CORPUS CHRISTI, TEXAS — It might be difficult for some parents to juggle working full time and helping their kids learn remotely. But now one company is trying to help take some of that load off of their employees.
This support program started last month and is specifically designed for parents working for the hospital to help their kids with remote learning.
With the pandemic and children learning virtually, parents working in the Driscoll health system are struggling with their own work schedules and the educational needs of their children.
“We had some employees tell us that because of the homeschooling that they would have to resign and not have to work and provide for their families,” said Vice President of Human Resources for Driscoll Health System Bill Larsen.
The company decided to take action by offering a new support program designed to help their employees children with their school work.
“It’s for our employee's children who are at home having remote learning it is an option for them to assist them and be more successful in school,” said Larsen.
The program is operated by certified teachers and assistant teachers. And helps children from kindergarten to eleventh grade.
Sarah Villegas who is a professional development Educator said she is beyond thankful for the extra help.
“I was kind of stressing out about what I was going to do with her while I went to work and when I found out about this, I was super relieved that I was going to have a place for her to go and do her schoolwork while I was at work.”
Parents are able to drop their children off before starting their shifts. Then the teachers help the kids get signed into their Zoom classes or help them with their lessons.
“Then the teachers check their work before they submit it to make sure they are submitting accurate information,” said Angela Craig-Coates the Virtual Support Program Director at Driscoll Children’s Hospital.
There are breaks, game time, and even an outdoor area where 2nd grader Stella Villegas shares why it’s her favorite part of the day.
“So me and my friends find rocks and try to crack them and then some of them broke and I found a little big crystal,” said 2nd grader Villegas.
The support program also has several safety measures in place, including temperature checks, hand sanitizers, masks, and everyone is seated six feet apart from left to right and from front to back.
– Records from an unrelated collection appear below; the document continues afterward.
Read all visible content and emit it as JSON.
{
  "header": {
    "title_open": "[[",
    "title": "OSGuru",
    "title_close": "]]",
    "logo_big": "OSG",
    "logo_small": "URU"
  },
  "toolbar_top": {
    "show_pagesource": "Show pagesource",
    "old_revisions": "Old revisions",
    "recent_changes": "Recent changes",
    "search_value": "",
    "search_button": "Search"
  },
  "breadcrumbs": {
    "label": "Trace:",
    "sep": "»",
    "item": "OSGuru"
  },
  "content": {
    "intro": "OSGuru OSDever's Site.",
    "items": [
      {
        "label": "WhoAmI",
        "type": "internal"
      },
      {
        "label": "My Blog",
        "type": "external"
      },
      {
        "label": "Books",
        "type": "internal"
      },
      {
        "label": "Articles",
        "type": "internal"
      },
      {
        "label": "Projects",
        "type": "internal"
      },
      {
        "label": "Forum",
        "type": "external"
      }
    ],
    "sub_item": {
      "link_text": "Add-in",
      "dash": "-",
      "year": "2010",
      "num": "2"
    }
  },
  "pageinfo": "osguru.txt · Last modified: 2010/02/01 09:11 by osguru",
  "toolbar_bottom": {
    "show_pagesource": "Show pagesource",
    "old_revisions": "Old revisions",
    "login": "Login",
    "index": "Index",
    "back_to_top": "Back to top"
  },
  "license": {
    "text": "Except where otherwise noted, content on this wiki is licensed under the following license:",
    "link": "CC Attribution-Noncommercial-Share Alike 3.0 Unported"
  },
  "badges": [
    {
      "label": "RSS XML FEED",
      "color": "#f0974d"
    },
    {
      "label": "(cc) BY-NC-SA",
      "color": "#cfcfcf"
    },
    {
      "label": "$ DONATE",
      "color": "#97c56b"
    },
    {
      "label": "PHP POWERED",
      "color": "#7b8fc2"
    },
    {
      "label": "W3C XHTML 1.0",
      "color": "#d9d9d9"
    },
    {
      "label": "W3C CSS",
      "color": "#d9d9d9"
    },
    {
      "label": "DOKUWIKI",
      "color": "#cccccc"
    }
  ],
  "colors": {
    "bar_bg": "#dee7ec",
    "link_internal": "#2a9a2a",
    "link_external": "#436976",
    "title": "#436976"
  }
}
“Just getting that extra help and knowing that she has teachers with her that are supporting her all day is a huge relief it’s great I love it,” said Villegas.
The program costs $18 a day and runs Monday through Friday and they are currently serving about 80 children in the program.